India maintains a voluntary moratorium on nuclear testing, but has thus far refused to sign on to the Nuclear Non-Proliferation Treaty (NPT), the Comprehensive Test Ban Treaty (CTBT) or given any other undertaking outside of its commitments at the International Atomic Energy Agency (IAEA). However, analysts concede that Japan, the only country to have suffered a nuclear attack has special sensitivities that India may need to make an exception for, despite India’s insistence on nuclear sovereignty.

“Given Japan’s history, one can understand its insistence on a nullification clause,” explains nuclear law expert Arghya Sengupta. “However, this would send an unfortunate signal to others that the IAEA safeguards are insufficient in ensuring that Indian nuclear energy facilities are used for peaceful purposes alone,” he added, indicating other countries who were refused similar guarantees, like Australia and Canada, could be annoyed if India allows the nullification clause.

Adding to the speculation is an >article in the Yomiuri Shimbhun newspaper on November 6, 2016 that confirmed that Mr. Modi and Mr. Abe will hold a signing ceremony for the nuclear deal during the visit, adding that the contentious cancellation clause will now be part of a separate document, while India would give an assurance that its cooperation with Japan would be “limited to peaceful purposes”. MEA officials refused to comment on the report, saying only that the “text will speak for itself”.

Another factor, say officials, is Japan’s critical position in nuclear supplies to India. Although India has a guaranteed supply of nuclear fuel, all planned reactors including those from France and the U.S. and other than existing Russian reactors depend largely on Japanese parts. In addition GE, Westinghouse and Areva, the companies planning reactors in India at present have significant ownership stakes from Japanese companies Hitachi, Toshiba and Mitsubishi, and are held up until the India-Japan nuclear deal is cleared by the Diet or parliament expected in early 2017.

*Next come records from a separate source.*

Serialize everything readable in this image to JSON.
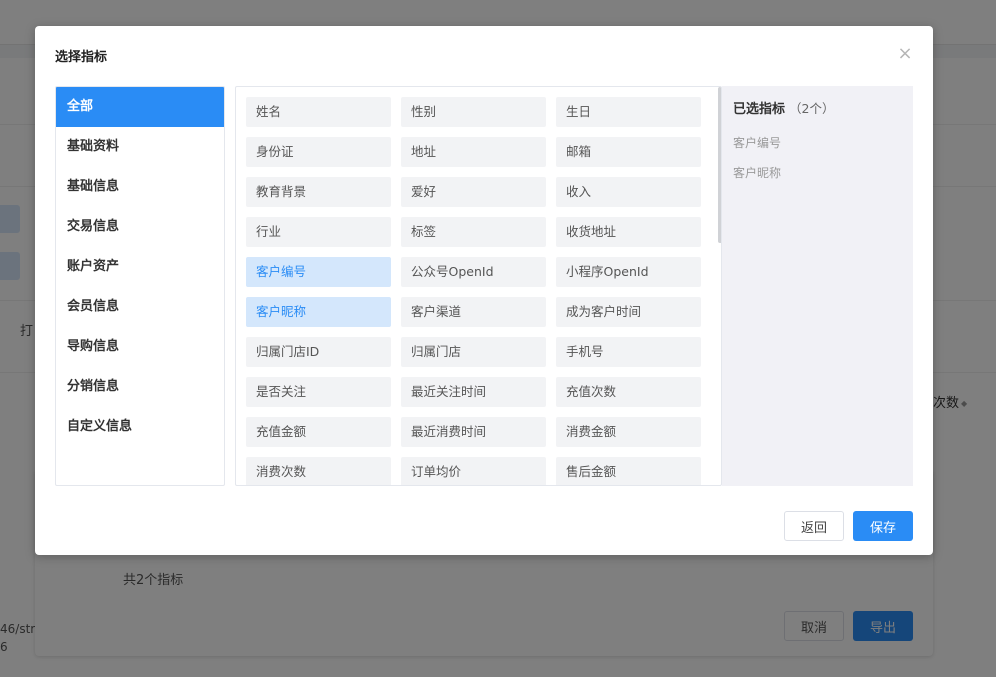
{
  "background": {
    "partial_button_text": "打",
    "column_title": "次数",
    "path_lines": "46/stri\n6",
    "total_text": "共2个指标",
    "cancel_label": "取消",
    "export_label": "导出"
  },
  "modal": {
    "title": "选择指标",
    "close_icon": "×",
    "categories": [
      {
        "label": "全部",
        "active": true
      },
      {
        "label": "基础资料"
      },
      {
        "label": "基础信息"
      },
      {
        "label": "交易信息"
      },
      {
        "label": "账户资产"
      },
      {
        "label": "会员信息"
      },
      {
        "label": "导购信息"
      },
      {
        "label": "分销信息"
      },
      {
        "label": "自定义信息"
      }
    ],
    "metrics": [
      {
        "label": "姓名"
      },
      {
        "label": "性别"
      },
      {
        "label": "生日"
      },
      {
        "label": "身份证"
      },
      {
        "label": "地址"
      },
      {
        "label": "邮箱"
      },
      {
        "label": "教育背景"
      },
      {
        "label": "爱好"
      },
      {
        "label": "收入"
      },
      {
        "label": "行业"
      },
      {
        "label": "标签"
      },
      {
        "label": "收货地址"
      },
      {
        "label": "客户编号",
        "selected": true
      },
      {
        "label": "公众号OpenId"
      },
      {
        "label": "小程序OpenId"
      },
      {
        "label": "客户昵称",
        "selected": true
      },
      {
        "label": "客户渠道"
      },
      {
        "label": "成为客户时间"
      },
      {
        "label": "归属门店ID"
      },
      {
        "label": "归属门店"
      },
      {
        "label": "手机号"
      },
      {
        "label": "是否关注"
      },
      {
        "label": "最近关注时间"
      },
      {
        "label": "充值次数"
      },
      {
        "label": "充值金额"
      },
      {
        "label": "最近消费时间"
      },
      {
        "label": "消费金额"
      },
      {
        "label": "消费次数"
      },
      {
        "label": "订单均价"
      },
      {
        "label": "售后金额"
      }
    ],
    "selected_title": "已选指标",
    "selected_count": "（2个）",
    "selected_items": [
      "客户编号",
      "客户昵称"
    ],
    "back_label": "返回",
    "save_label": "保存",
    "colors": {
      "primary": "#2a8cf5",
      "selected_bg": "#d4e7fc",
      "metric_bg": "#f2f3f5",
      "selected_panel_bg": "#f1f1f6"
    }
  }
}
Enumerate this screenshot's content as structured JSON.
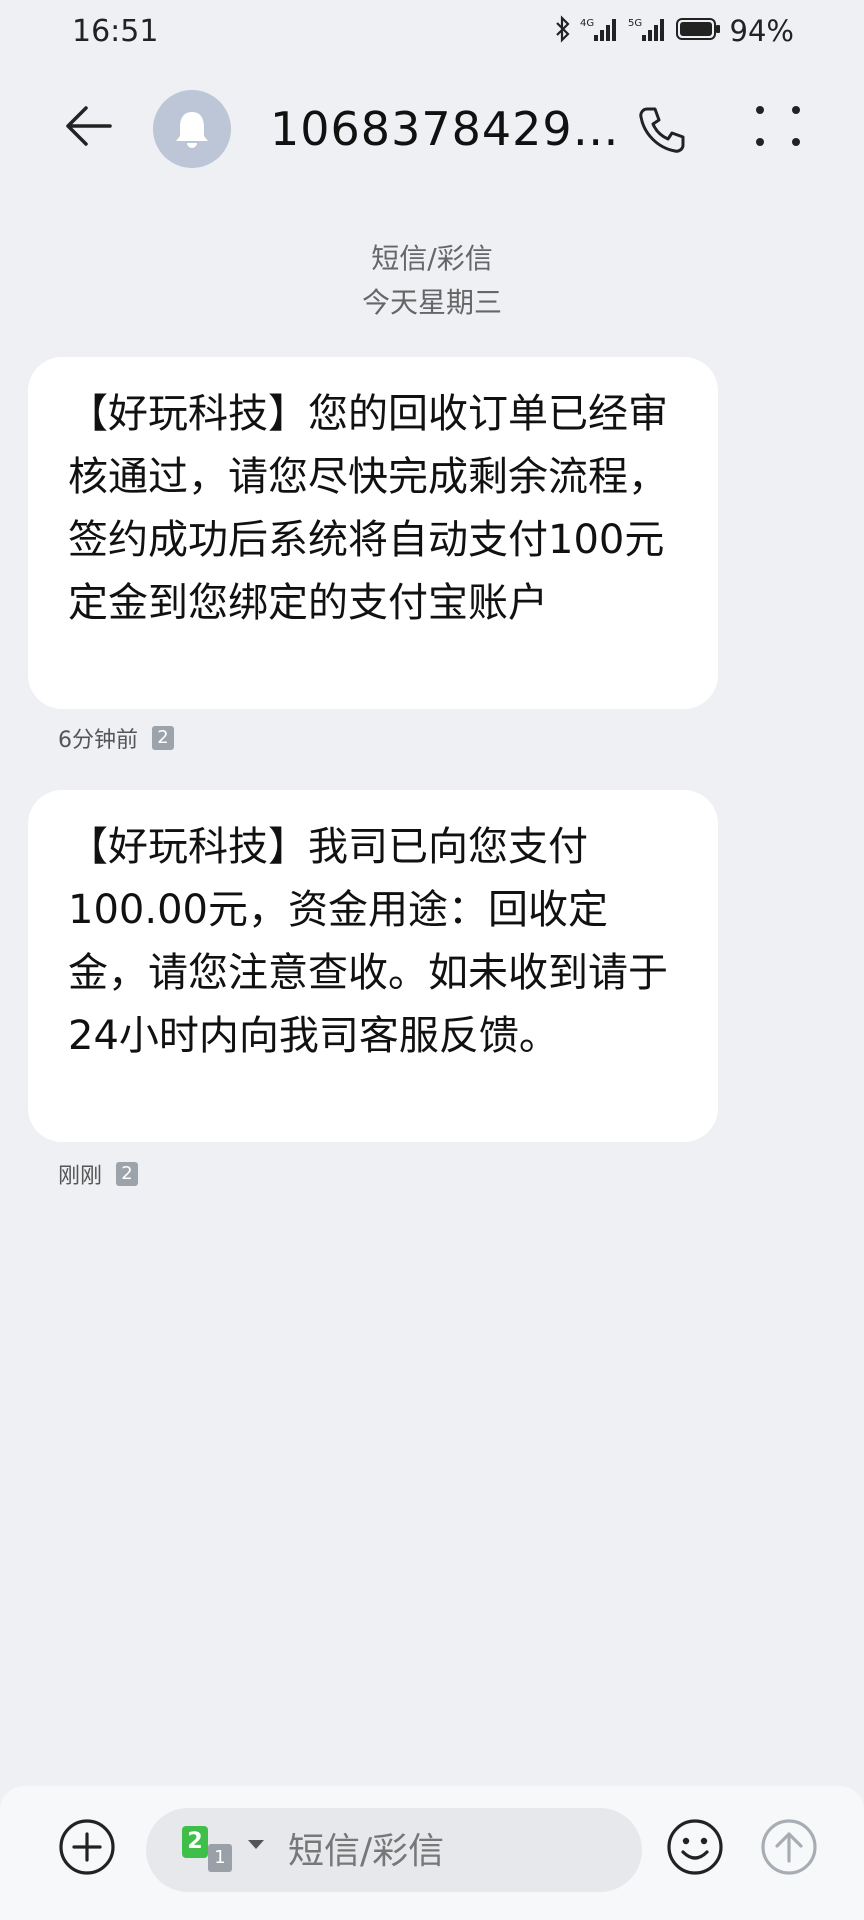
{
  "status_bar": {
    "time": "16:51",
    "network_1": "4G",
    "network_2": "5G",
    "battery": "94%"
  },
  "header": {
    "contact": "1068378429…",
    "avatar_icon": "bell-icon"
  },
  "thread": {
    "channel": "短信/彩信",
    "date": "今天星期三"
  },
  "messages": [
    {
      "text": "【好玩科技】您的回收订单已经审核通过，请您尽快完成剩余流程，签约成功后系统将自动支付100元定金到您绑定的支付宝账户",
      "time": "6分钟前",
      "sim": "2"
    },
    {
      "text": "【好玩科技】我司已向您支付100.00元，资金用途：回收定金，请您注意查收。如未收到请于24小时内向我司客服反馈。",
      "time": "刚刚",
      "sim": "2"
    }
  ],
  "composer": {
    "placeholder": "短信/彩信",
    "sim_primary": "2",
    "sim_secondary": "1"
  },
  "colors": {
    "background": "#eef0f4",
    "bubble": "#ffffff",
    "sim_green": "#3fbf4a"
  }
}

The PM’s talks in Japan will coincide with a critical meeting of the Nuclear Suppliers Group in Vienna on Friday which will consider the question of criteria on whether to admit India and Pakistan, the two non-signatories to the NPT that have applied for membership. India has made predictability an important part of its pitch for the NSG membership, which would come under a cloud if it were to allow Japan to cancel its agreement in the event of a nuclear test, which explains the sharp focus on the exact text of the agreement in Tokyo.

0 / 0
Sign in to unlock member-only benefits!
  • Access 10 free stories every month
  • Save stories to read later
  • Access to comment on every story
  • Sign-up/manage your newsletter subscriptions with a single click
  • Get notified by email for early access to discounts & offers on our products
Sign in


Comments have to be in English, and in full sentences. They cannot be abusive or personal. Please abide by our community guidelines for posting your comments.

We have migrated to a new commenting platform. If you are already a registered user of The Hindu and logged in, you may continue to engage with our articles. If you do not have an account please register and login to post comments. Users can access their older comments by logging into their accounts on Vuukle.